    In other matters, magistrates:
    • Approve a pauper funeral expense to be paid to Campbell-Dewitt Funeral Home. 

  • Magistrates concerned about ‘hefty’ water rate increase

    Marion County water customers could soon be paying more for their water each month, which wasn’t welcomed news at the Marion County Fiscal Court meeting last week.
    The Lebanon City Council recently approved a rate increase for Lebanon Water Works Company, and the Marion County Water District is Lebanon Water Works’ largest customer. The Marion County Water District is a distribution-only system, and has a 40-year contract with Lebanon Water Works.

  • City approves water rate increase

    Water, better yet, clean water, is something we expect to flow out of our faucets when we turn them on.
    It’s something many of us take for granted.
    That is, until we don’t have it.
    Take the residents of Charlestown, Indiana, for example.
    Charlestown has around 2,900 water customers, many of whom battle with brown water coming out of their faucets. Engineers and city officials attribute the discolored water to manganese build up in the city’s aging pipe system.

  • County to close CD&D landfill soon

    The county’s current CD&D landfill will likely have to be closed by 2018, and the Marion County Fiscal Court will have to decide on a future CD&D site within the next few months. That’s not going to be an easy or cheap task, according to Marion County Solid Waste Coordinator Keith Brock.
    Currently, the county operates a CD&D landfill, which is located at 1034 Adam Hughes Memorial Parkway. It’s located on land leased for $25,000 a year from Nally & Haydon.

  • ‘We all win when you win’

    Barbara Victoria has watched three of her friends lose their sons to drug addiction this year. One of them died just three weeks ago.
    “I had to go up and put my hand on this young man’s heart who was laying in his casket,” she said. “As a mother, I needed to touch him. It was so profound to me. The people we’re losing are all our sons and daughters. Every one of them is a loss for us.”
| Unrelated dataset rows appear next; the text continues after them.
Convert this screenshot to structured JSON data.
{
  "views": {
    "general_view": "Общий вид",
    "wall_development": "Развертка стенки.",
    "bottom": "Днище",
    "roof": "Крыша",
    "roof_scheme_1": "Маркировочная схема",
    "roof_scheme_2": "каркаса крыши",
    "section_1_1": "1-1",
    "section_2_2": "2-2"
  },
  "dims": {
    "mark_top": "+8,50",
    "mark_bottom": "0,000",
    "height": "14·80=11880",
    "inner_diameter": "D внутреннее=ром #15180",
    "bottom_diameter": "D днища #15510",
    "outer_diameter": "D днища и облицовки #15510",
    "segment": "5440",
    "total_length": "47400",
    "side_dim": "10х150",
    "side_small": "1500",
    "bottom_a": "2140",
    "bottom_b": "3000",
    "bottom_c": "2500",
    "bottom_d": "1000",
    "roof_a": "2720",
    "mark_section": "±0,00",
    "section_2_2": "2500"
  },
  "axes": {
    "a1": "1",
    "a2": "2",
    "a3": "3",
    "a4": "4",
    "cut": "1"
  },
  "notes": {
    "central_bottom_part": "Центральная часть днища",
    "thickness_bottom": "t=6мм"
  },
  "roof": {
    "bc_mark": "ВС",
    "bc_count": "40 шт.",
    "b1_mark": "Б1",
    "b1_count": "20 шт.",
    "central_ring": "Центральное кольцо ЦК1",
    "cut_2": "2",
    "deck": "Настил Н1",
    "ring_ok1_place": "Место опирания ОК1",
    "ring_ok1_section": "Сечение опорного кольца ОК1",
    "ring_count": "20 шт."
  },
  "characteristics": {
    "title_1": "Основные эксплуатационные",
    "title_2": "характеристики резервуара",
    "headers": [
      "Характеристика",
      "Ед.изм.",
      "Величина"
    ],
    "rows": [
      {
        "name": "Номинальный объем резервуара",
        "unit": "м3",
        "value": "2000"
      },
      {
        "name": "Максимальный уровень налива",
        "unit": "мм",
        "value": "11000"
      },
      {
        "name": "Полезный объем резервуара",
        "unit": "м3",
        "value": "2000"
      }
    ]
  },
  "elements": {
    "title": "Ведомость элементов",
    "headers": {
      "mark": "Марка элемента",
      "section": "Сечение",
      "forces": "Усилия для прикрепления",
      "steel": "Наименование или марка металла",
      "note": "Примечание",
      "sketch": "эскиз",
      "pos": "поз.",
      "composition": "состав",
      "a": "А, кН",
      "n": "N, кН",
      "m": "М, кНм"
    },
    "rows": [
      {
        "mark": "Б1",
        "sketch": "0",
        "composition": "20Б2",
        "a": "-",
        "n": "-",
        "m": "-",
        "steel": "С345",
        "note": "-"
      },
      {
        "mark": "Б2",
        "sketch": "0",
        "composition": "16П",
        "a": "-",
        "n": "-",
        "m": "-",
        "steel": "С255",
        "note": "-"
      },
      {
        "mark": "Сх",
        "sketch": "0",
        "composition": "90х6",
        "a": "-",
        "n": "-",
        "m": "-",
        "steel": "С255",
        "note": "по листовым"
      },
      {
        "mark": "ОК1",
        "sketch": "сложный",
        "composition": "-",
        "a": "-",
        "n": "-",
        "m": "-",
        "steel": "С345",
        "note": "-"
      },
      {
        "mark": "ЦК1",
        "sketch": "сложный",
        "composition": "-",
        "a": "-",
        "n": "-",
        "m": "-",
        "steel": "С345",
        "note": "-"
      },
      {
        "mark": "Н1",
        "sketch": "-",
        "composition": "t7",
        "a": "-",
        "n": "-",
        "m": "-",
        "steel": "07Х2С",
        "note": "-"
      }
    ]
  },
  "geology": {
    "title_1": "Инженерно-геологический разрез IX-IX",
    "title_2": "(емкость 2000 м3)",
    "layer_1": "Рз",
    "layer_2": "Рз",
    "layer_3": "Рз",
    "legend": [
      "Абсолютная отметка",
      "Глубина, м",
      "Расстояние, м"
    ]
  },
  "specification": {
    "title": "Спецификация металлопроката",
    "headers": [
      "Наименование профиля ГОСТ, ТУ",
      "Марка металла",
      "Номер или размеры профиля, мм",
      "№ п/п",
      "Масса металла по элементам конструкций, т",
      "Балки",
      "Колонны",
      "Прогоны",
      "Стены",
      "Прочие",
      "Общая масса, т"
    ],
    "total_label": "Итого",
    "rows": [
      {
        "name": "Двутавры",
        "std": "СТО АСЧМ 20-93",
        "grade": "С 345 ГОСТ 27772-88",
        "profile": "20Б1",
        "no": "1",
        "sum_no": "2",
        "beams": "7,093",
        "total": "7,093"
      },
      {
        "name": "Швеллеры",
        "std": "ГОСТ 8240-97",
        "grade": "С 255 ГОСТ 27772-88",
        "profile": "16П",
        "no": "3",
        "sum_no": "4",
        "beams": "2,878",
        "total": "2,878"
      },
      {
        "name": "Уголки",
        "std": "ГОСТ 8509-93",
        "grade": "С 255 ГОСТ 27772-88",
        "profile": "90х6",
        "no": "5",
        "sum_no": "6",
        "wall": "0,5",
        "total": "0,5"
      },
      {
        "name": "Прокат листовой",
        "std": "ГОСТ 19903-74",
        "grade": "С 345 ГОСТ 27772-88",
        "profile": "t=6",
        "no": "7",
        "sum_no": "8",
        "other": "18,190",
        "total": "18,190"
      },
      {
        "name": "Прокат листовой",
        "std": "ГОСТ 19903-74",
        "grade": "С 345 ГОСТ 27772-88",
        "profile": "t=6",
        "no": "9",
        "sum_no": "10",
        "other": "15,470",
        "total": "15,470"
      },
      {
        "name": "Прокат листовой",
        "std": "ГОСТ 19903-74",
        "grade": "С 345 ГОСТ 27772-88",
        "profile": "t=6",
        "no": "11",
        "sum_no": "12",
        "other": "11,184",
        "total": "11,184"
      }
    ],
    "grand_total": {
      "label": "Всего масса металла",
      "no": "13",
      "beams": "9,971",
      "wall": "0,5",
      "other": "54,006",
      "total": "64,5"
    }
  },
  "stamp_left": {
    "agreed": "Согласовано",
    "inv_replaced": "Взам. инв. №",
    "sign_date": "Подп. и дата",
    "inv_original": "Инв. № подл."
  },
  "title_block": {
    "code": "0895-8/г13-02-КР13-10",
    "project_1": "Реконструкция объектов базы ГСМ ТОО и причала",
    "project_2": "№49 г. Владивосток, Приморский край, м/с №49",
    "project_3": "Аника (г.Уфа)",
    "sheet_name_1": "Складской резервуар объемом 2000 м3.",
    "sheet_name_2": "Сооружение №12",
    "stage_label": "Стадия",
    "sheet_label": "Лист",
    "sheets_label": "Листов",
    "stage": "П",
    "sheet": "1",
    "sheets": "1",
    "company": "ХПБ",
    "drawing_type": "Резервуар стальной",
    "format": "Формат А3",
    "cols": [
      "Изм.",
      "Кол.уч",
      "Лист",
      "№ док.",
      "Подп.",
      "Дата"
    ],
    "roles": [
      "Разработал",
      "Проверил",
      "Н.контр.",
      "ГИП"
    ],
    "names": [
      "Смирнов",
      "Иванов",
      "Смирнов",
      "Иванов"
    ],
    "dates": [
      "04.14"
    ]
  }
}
  • Lebanon City Council briefs

    The City of Lebanon will be spending $100,000 out of its general fund, along with $109,000 from the state and $295,000 of carryover funds to make road improvements throughout the city in 2017-18. This is the first time the city has ever used money out of its general fund for road work, but it’s greatly needed, according to Lebanon Mayor Gary Crenshaw and Lebanon City Administrator John Thomas.
    Last week, the city council approved a list of roads that need work.
    “The list of streets are certainly some of the worst,” Thomas said.

  • Marion County Fiscal Court briefs

    The Marion County Fiscal Court held its regular monthly meeting on June 15.
    The court was joined by Phyllis Filiatreau on behalf of the Marion County Health District. Filiatreau reported that the health district has approved the 2017 tax rate of 3 cents per $100 of assessed value, which is the same rate as last year. Marion County Judge/Executive David Daugherty reported that the Marion County Health Department surplused a gas generator to the county and it is stored at the David R. Hourigan Government Building.